TASK PROMPT =>
Count up the lines below that include the string "active" and report the number by itself.

RECORDS PROVIDED =>
Start of Block

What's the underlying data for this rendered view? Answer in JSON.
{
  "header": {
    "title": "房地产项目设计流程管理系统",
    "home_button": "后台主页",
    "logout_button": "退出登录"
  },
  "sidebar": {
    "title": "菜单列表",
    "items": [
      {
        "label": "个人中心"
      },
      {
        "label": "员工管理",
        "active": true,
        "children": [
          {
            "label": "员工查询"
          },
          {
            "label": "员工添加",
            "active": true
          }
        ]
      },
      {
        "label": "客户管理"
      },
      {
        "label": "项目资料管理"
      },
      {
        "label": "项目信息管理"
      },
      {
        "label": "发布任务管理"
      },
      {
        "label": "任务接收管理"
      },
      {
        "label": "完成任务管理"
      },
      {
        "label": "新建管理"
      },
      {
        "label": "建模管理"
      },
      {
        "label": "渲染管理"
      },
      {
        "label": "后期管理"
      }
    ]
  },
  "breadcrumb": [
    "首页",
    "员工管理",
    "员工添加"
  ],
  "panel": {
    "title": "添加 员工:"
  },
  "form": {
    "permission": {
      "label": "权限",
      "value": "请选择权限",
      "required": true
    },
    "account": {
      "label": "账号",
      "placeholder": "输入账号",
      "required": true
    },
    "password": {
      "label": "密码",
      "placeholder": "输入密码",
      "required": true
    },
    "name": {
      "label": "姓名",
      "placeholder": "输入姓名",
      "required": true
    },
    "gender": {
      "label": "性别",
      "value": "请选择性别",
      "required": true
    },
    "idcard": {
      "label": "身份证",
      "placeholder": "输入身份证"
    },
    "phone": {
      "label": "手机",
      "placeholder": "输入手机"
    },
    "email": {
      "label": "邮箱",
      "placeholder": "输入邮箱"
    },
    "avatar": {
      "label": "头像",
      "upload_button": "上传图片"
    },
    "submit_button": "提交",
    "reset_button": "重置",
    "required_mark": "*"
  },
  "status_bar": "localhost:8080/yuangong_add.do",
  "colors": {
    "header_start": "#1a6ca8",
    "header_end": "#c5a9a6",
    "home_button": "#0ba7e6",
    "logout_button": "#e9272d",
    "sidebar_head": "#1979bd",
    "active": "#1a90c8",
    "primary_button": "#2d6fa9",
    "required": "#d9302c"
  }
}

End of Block

EXERCISE OUTPUT =>
3